Aguilar said that South Pasadena’s solid reputation of being a well-run and well-managed city lured her back to city government, replacing former city manager Sergio Gonzalez. Gonzalez held down the post for the past five years, but worked in various roles for the city for 13.
While Gonzalez stepped down to assume the city manager position in the City of Hermosa Beach, Aguilar moved in to make what appears to be a seamless transition.
“I knew coming in I wasn’t tackling a big mess, needing something to be fixed,” explained Aguilar, noting there are a number of key issues she’ll be focusing on while a search for a permanent city manager is underway.

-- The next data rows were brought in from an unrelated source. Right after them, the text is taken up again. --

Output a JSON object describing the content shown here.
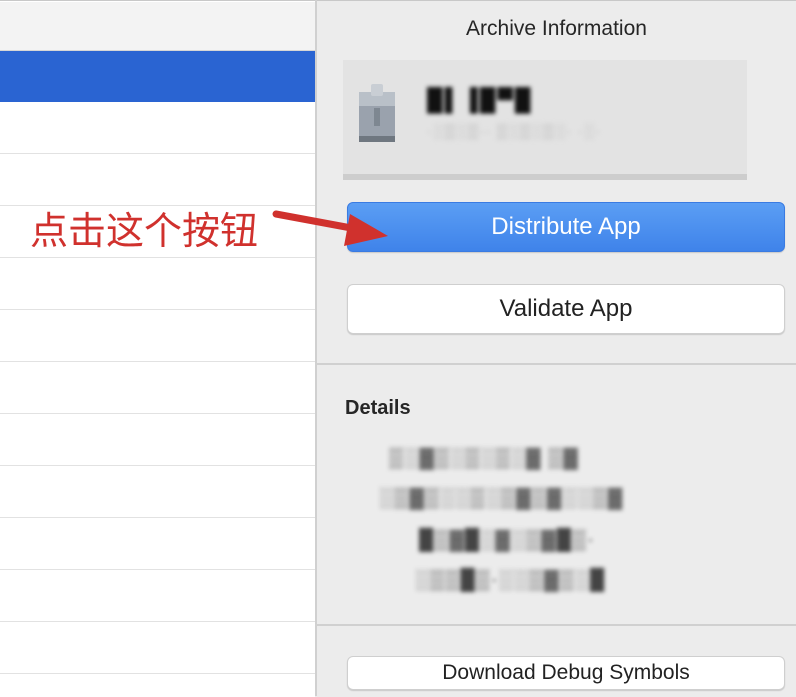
{
  "left_pane": {
    "selected_row_index": 0
  },
  "inspector": {
    "title": "Archive Information",
    "archive": {
      "icon": "archive-icon",
      "name": "█▌▐█▀█",
      "meta": "·░▒░▒·· ▒░▒░▒░· ·░·"
    },
    "distribute_button": "Distribute App",
    "validate_button": "Validate App",
    "details_label": "Details",
    "details_lines": [
      "▒░▓▒░▒░▒░▓ ▒▓",
      "░▒▓▒░░▒░▒▓▒▓░░▒▓",
      "█▒▓█░▓░▒▓█▒·",
      "░▒▒█▒·░░▒▓▒░█"
    ],
    "download_button": "Download Debug Symbols"
  },
  "annotation": {
    "text": "点击这个按钮",
    "color": "#d0312d"
  },
  "colors": {
    "selection": "#2a64d2",
    "primary_button": "#4a8ef0"
  }
}
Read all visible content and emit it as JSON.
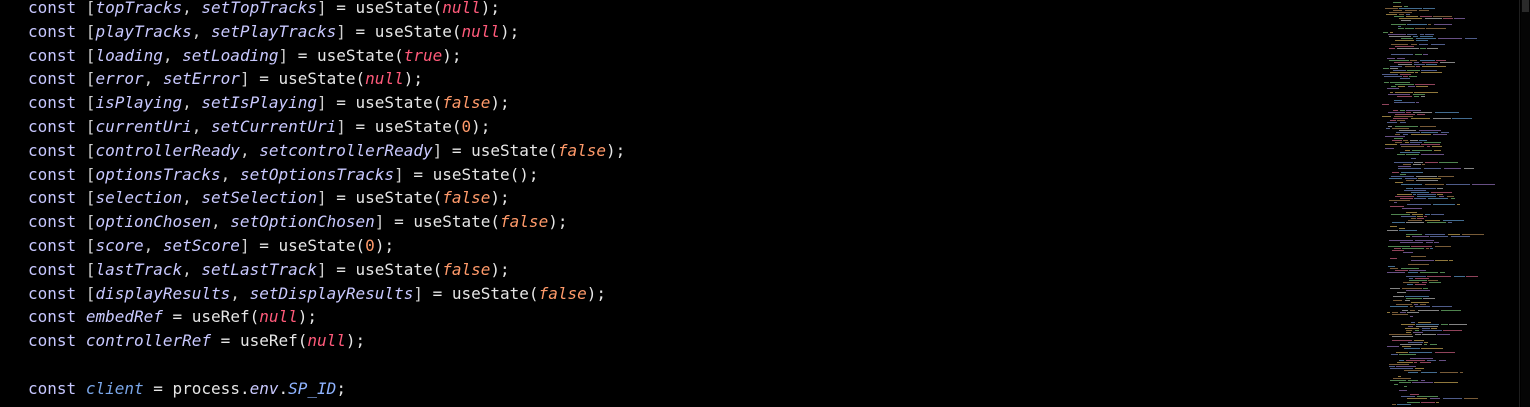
{
  "editor": {
    "lines": [
      {
        "kw": "const",
        "a": "topTracks",
        "b": "setTopTracks",
        "fn": "useState",
        "arg": "null",
        "argType": "null"
      },
      {
        "kw": "const",
        "a": "playTracks",
        "b": "setPlayTracks",
        "fn": "useState",
        "arg": "null",
        "argType": "null"
      },
      {
        "kw": "const",
        "a": "loading",
        "b": "setLoading",
        "fn": "useState",
        "arg": "true",
        "argType": "true"
      },
      {
        "kw": "const",
        "a": "error",
        "b": "setError",
        "fn": "useState",
        "arg": "null",
        "argType": "null"
      },
      {
        "kw": "const",
        "a": "isPlaying",
        "b": "setIsPlaying",
        "fn": "useState",
        "arg": "false",
        "argType": "false"
      },
      {
        "kw": "const",
        "a": "currentUri",
        "b": "setCurrentUri",
        "fn": "useState",
        "arg": "0",
        "argType": "num"
      },
      {
        "kw": "const",
        "a": "controllerReady",
        "b": "setcontrollerReady",
        "fn": "useState",
        "arg": "false",
        "argType": "false"
      },
      {
        "kw": "const",
        "a": "optionsTracks",
        "b": "setOptionsTracks",
        "fn": "useState",
        "arg": "",
        "argType": "none"
      },
      {
        "kw": "const",
        "a": "selection",
        "b": "setSelection",
        "fn": "useState",
        "arg": "false",
        "argType": "false"
      },
      {
        "kw": "const",
        "a": "optionChosen",
        "b": "setOptionChosen",
        "fn": "useState",
        "arg": "false",
        "argType": "false"
      },
      {
        "kw": "const",
        "a": "score",
        "b": "setScore",
        "fn": "useState",
        "arg": "0",
        "argType": "num"
      },
      {
        "kw": "const",
        "a": "lastTrack",
        "b": "setLastTrack",
        "fn": "useState",
        "arg": "false",
        "argType": "false"
      },
      {
        "kw": "const",
        "a": "displayResults",
        "b": "setDisplayResults",
        "fn": "useState",
        "arg": "false",
        "argType": "false"
      }
    ],
    "refs": [
      {
        "kw": "const",
        "name": "embedRef",
        "fn": "useRef",
        "arg": "null"
      },
      {
        "kw": "const",
        "name": "controllerRef",
        "fn": "useRef",
        "arg": "null"
      }
    ],
    "client_line": {
      "kw": "const",
      "name": "client",
      "obj": "process",
      "prop1": "env",
      "prop2": "SP_ID"
    }
  },
  "colors": {
    "background": "#000000",
    "keyword": "#c7c7ff",
    "null_true": "#ff5a7a",
    "false_num": "#ff9a6a",
    "identifier": "#c9c9ff",
    "env_prop": "#8fb3ff"
  }
}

The decades-old fight against the 710 Freeway tunnel, improving roadways and infrastructure, along with efforts to update the city’s general plan and seeing that the 2017-18 budget gets approved are high on her list of current projects.

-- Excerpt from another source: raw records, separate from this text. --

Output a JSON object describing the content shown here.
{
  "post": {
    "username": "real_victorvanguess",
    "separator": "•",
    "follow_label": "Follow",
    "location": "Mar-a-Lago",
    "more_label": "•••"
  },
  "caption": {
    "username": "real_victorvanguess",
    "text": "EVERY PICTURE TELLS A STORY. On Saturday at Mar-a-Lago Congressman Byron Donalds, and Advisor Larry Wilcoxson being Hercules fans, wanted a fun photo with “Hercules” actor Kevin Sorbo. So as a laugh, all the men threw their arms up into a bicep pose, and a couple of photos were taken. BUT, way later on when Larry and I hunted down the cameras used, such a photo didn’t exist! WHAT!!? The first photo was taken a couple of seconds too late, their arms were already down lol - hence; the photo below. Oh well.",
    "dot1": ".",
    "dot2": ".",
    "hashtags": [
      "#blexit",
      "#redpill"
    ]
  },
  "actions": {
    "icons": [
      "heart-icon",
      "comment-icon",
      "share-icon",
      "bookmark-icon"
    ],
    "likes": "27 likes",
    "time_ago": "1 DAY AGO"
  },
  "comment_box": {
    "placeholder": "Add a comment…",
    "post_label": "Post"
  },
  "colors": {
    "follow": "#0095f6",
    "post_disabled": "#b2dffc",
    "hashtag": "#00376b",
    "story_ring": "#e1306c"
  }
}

“The City Council wants to make sure we continue the momentum on those items,” said Aguilar. “I have a real passion for local government. I would not have been doing it for 33 years if I didn’t have that passion. The ability to bring my expertise and experiences for a period of time to help such a wonderful city, I couldn’t pass it up.”

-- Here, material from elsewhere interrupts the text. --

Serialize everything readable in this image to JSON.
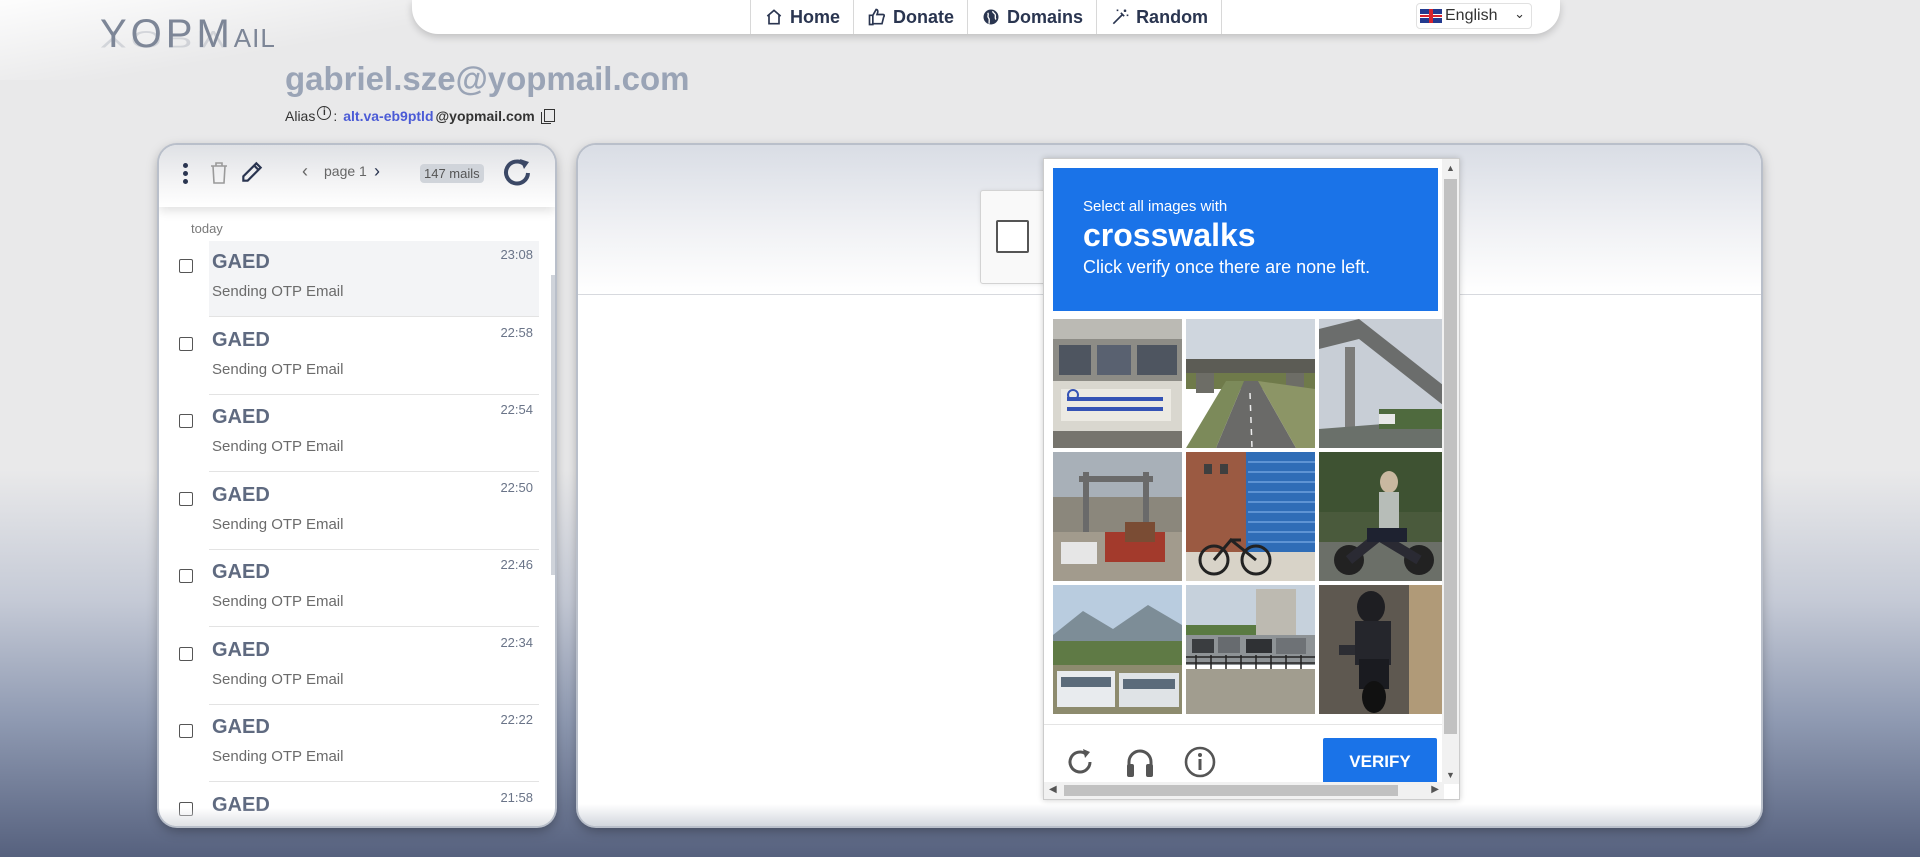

Most of her professional career has been spent in the San Gabriel Valley. She served as Sierra Madre’s city manager prior to her retirement. “I have a lot contacts at the local, state and federal level, so I’m familiar with who is who,” she said. “I have built relationships with other city managers in the area, so coming over here was just a natural fit. It wasn’t a situation where I was going into an area that was totally foreign, an unknown. It was a perfect opportunity at a great time.”
Aguilar was born and raised in nearby El Sereno, just off Huntington Drive, and lived there until she was 24. In her youth, she attended a private middle school in South Pasadena before moving on to Woodrow Wilson High School in Los Angeles, followed by Cal State L.A., and USC.
Aguilar initially was on the path to become a certified public accountant until she took on a six-month internship at the City of Paramount while at USC “and just fell in love with the profession and realized this is where my skills were a better match,” explained Aguilar. She discovered that being a “people person” was a real asset in “finding consensus on things, and solving problems” when taking on tough issues.
It was suggested she just might want to stay on permanently and oversee the city government in South Pasadena. “Oh no, no, no, I’m ready for retirement when that day comes,” she said with a laugh. “I have three grandchildren who are greatly disappointed. They’re looking forward to grandma being much more available. I told them, ‘just a little six month delay and I’ll be back.’”